Naruto Uzumaki is a colorful ninja who excels in combat but can be kind of annoying. It's therefore fitting (if unfortunate) that while Naruto: Ultimate Ninja Storm is a great fighting game, it's also one in which you have to endure a lengthy, story-driven Ultimate Mission mode in order to unlock most of the playable combatants. Ultimate Ninja Storm does a lot of things very well, but exploration, item collection, and storytelling are not among them.
The first thing you'll want to do in Ultimate Ninja Storm is pick a favorite character and dive right into combat. You can't play the game before its mandatory installation is finished, though, and because there's almost 4GB of information that needs to copy to your hard drive, you'll wait at least 10 minutes. Once that's out of the way, the Free Battle mode lets you choose who you want to fight as and against and where you want the fight to take place, and it gets the action under way with a minimum of fuss.
The camera rarely stops moving, but you're always afforded a great view of the action.
Although there's no tutorial option in Ultimate Ninja Storm, the controls are simple enough that they don't take long to figure out. The face buttons are used for jumps, projectiles, melee attacks, and chakra charging. The shoulder buttons are used to block and call in support characters. The D pad has four different items mapped to it, and the left analog stick is used for movement. You're free to run anywhere you like in the large arenas, and even when combatants are far apart the camera does a superb job of framing the action. Occasionally you might end up viewing the battle from a camera that's more or less looking over the shoulder of your opponent, but the shifts in perspective are so smooth and so intelligent that the action very rarely gets confusing. It's a testament to how great the camera is and how accessible the controls are that this holds true even when you end up defying gravity in fights that move from the ground to the vertical surfaces of walls in some arenas.

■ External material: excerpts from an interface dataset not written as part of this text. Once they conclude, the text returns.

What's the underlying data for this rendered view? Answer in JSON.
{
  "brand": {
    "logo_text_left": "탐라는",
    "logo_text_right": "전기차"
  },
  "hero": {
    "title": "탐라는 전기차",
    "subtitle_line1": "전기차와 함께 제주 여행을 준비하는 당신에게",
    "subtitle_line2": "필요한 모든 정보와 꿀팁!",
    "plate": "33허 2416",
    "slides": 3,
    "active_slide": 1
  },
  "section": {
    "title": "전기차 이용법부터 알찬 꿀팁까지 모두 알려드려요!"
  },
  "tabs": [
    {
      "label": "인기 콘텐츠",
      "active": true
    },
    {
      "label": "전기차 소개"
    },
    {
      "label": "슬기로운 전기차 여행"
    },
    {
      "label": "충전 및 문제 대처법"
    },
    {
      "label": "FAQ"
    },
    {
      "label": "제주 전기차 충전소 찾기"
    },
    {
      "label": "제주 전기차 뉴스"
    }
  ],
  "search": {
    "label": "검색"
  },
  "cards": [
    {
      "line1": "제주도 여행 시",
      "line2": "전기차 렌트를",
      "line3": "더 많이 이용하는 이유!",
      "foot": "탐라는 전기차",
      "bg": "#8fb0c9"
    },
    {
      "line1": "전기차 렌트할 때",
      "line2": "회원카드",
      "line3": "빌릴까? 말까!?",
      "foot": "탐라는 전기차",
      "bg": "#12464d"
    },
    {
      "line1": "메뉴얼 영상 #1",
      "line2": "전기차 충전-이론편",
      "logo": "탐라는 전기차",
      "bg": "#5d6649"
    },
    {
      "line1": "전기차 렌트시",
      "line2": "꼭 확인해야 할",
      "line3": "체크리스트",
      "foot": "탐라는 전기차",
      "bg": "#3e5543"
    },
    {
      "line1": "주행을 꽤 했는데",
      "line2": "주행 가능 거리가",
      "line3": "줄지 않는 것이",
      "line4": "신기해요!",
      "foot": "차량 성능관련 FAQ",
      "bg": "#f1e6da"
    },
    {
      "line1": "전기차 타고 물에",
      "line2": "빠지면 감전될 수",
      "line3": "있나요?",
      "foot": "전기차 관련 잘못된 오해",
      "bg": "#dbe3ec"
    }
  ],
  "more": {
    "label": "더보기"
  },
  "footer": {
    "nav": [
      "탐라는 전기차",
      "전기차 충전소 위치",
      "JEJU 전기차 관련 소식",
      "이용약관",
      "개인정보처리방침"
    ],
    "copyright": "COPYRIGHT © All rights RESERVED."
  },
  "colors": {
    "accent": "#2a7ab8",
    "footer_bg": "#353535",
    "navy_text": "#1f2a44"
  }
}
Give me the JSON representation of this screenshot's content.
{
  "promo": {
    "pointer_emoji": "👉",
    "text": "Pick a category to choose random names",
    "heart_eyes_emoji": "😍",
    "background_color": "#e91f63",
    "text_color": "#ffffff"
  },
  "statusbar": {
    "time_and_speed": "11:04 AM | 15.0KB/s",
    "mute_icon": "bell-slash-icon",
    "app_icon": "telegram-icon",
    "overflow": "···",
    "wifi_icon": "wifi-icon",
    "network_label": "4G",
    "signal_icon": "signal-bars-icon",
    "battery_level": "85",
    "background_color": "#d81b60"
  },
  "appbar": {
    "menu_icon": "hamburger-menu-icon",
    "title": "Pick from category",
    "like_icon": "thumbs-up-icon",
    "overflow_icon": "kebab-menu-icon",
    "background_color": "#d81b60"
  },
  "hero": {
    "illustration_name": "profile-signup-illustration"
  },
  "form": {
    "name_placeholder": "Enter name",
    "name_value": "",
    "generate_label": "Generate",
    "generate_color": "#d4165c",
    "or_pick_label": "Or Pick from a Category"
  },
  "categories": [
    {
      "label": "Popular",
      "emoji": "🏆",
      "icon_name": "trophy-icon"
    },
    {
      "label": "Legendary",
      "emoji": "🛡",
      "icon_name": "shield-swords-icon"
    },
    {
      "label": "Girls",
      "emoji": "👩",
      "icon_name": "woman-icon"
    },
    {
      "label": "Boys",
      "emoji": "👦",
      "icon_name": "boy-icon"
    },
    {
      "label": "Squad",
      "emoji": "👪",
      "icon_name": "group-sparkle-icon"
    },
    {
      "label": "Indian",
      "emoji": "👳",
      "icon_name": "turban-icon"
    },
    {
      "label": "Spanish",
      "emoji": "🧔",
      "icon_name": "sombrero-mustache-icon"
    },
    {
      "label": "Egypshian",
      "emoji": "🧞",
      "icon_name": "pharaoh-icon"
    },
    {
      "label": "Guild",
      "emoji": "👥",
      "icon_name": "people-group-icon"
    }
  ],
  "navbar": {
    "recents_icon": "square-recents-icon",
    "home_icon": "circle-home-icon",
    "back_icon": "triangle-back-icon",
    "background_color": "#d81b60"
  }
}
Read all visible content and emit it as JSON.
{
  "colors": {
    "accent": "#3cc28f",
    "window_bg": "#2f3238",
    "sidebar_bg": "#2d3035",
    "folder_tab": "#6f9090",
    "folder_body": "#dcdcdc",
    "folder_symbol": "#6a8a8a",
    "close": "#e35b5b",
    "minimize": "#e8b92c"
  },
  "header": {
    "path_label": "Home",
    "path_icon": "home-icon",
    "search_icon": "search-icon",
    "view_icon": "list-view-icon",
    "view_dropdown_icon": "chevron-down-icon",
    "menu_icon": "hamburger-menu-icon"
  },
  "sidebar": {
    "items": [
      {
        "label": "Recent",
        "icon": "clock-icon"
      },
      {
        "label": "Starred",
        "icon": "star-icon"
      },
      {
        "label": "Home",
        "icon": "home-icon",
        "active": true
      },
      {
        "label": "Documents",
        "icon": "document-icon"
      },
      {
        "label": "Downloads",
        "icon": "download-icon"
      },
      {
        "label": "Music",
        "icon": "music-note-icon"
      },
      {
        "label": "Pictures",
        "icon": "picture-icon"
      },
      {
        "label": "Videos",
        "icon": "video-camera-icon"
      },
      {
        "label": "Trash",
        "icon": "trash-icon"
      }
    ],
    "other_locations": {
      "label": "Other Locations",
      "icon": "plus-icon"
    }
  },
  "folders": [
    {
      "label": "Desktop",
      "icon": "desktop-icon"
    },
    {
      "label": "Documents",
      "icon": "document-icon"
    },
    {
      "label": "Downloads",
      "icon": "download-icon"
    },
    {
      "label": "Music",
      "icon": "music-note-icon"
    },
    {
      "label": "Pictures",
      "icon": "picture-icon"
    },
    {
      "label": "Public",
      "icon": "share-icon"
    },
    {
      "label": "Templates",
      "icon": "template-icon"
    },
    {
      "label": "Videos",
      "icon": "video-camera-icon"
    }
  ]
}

Since there's only one button used for melee attacks, that's your go-to anytime you're close enough to an opponent to land a punch. There are plenty of lengthy and satisfying combos that can be performed using very little else, but getting a combo started doesn't necessarily mean that you'll get to finish it. That's because blocking is relatively easy--though not to the point that you can simply hold down a shoulder button and never worry about getting hit. Once your guard is up you can hold it in place for a good amount of time, but this doesn't do you a lot of good. Your opponent will be charging up his storm gauge and become more powerful every time a blow lands, and ultimately your guard will fail and, because you were hiding behind it for so long, you'll be dazed for a few seconds when it breaks. There's an excellent risk-versus-reward mechanic that comes into play when you're having to play defensively; rather than keeping your guard up, you have the option to tap the block button repeatedly in an attempt to parry an attack the instant before it lands. If you succeed, you'll perform a substitution jutsu, evading the attack completely and appearing directly behind your opponent, ready to launch into a combo of your own.
One of Ultimate Ninja Storm's most interesting features is the use of chakra. You have a finite amount of this energy that can be used any time to make your existing moves more powerful, and the longer you charge up the chakra, the greater its effect is. You can dash across the screen in an instant by using it in conjunction with the jump button, for example, or turn three projectiles into 30 with a ranged attack. Using chakra with your melee attack will perform a character-specific jutsu attack, some of which look impressively like anime scenes as they play out. Managing your chakra can be every bit as important as guarding against an opponent's attacks--you can restore chakra at any time by standing still and holding down the chakra button, but doing so leaves you completely vulnerable.
The only thing you use chakra for in Hidden Leaf Village is opening locked doors.